Takeaway: It’s important to understand your audience, and their experiences, especially with a new medium like this. We were able to assume that this would be the first VR experience for our riders, and we onboarded people with that assumption. With this approach, we were able to maximize the wow factor, and leave a strong and lasting impression.
The Chicago IMS show was over Valentine’s Day weekend in February. Our significant others were prepped for this ahead of time, and we were also ready to spend the weekend sequestered at the convention center and the Hilton Rosemont. We haven’t seen much published information about these types of experiences, so we wanted to share what we learned.
The welcome sign for the experience
We had 24 hours of open booth time over three days, and we ran 297 people through the experience, which works out to just under five minutes per person. The line started at the beginning of the first day, and never let up. At times, the wait was over an hour – people were patient and excited – and we talked to them to find out what they knew about Victory and VR in general. After the experience, we ran everyone through a quick survey to gather feedback that would help us improve the experience in the future. Talking to people immediately after the ride was a thrilling experience and helped us get the best feedback possible.
Out of 297 riders, we had just five people stop the experience early due to VR illness. This number was much lower than we expected – we were guessing, worst case scenario, this could be as high as five or ten percent of all riders. To see the actual number this low was a good sign that we designed the experience appropriately.

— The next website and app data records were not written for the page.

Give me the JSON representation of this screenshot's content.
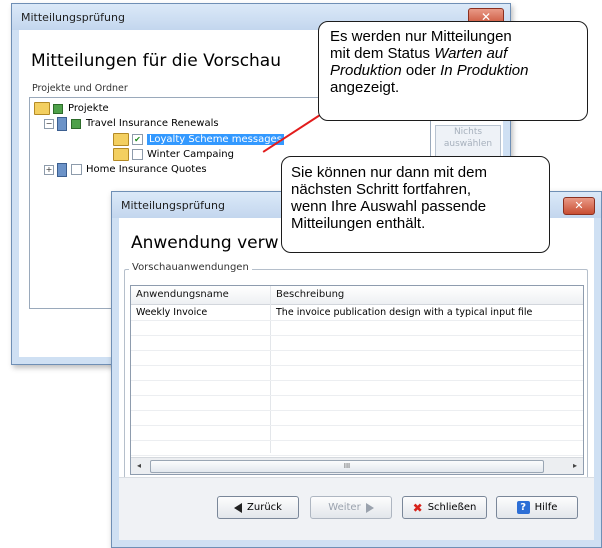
{
  "back_window": {
    "title": "Mitteilungsprüfung",
    "close_glyph": "✕",
    "heading": "Mitteilungen für die Vorschau",
    "subheading": "Projekte und Ordner",
    "tree": {
      "root": "Projekte",
      "project1": "Travel Insurance Renewals",
      "item1": "Loyalty Scheme messages",
      "item2": "Winter Campaing",
      "project2": "Home Insurance Quotes"
    },
    "side_button_label": "Nichts auswählen"
  },
  "callouts": {
    "top": {
      "line1": "Es werden nur Mitteilungen",
      "line2_prefix": "mit dem Status ",
      "line2_em": "Warten auf",
      "line3_em1": "Produktion",
      "line3_mid": " oder ",
      "line3_em2": "In Produktion",
      "line4": "angezeigt."
    },
    "mid": {
      "line1": "Sie können nur dann mit dem",
      "line2": "nächsten Schritt fortfahren,",
      "line3": "wenn Ihre Auswahl passende",
      "line4": "Mitteilungen enthält."
    }
  },
  "front_window": {
    "title": "Mitteilungsprüfung",
    "close_glyph": "✕",
    "heading": "Anwendung verw",
    "group_label": "Vorschauanwendungen",
    "columns": [
      "Anwendungsname",
      "Beschreibung"
    ],
    "rows": [
      {
        "name": "Weekly Invoice",
        "description": "The invoice publication design with a typical input file"
      }
    ],
    "scroll": {
      "left": "◂",
      "right": "▸",
      "thumb_grip": "III"
    },
    "buttons": {
      "back": "Zurück",
      "next": "Weiter",
      "close": "Schließen",
      "help": "Hilfe"
    },
    "close_icon_glyph": "✖",
    "help_icon_glyph": "?"
  }
}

The IMS show confirmed our thoughts that awareness of VR and Oculus would be low. This is clearly a new technology, and very few people have actually tried it. Additionally, we were able to introduce the Victory brand to many new people, which was one of our primary goals. Over 90 percent of the virtual riders were new to Victory, and this was their first connection with the brand. The riders also had a lot of feedback on what else they’d like to see in the future, and where they’d like to go next.
In the end, we set out to bring people a new experience, and this was certainly the case with more than 90 percent of the riders being non-Victory owners. We’re proud to have introduced a lot of potential customers to Victory Motorcycles in a very hands-on and innovative way.
The physical and digital worlds are increasing blending together, and virtual reality is a new medium unlike anything before it. Our partners at Victory were willing to experiment with this new technology, and we knew that we could pull this off.
You’ll see more of this experience in the future. We learned a lot from what we did, and have some amazing takeaways and learnings to bring forward in this and other VR work we’re doing. As more of these experiences are created, everyone is gaining a better understanding of what it’s best at.
In the end, you can look at this VR experience, and many others, and see something that looks very simple. In the end, that’s our goal: we want to deal with the complexity and bring a simple, compelling experience to a mass audience.
With Virtual Reality, the devil is truly in the details.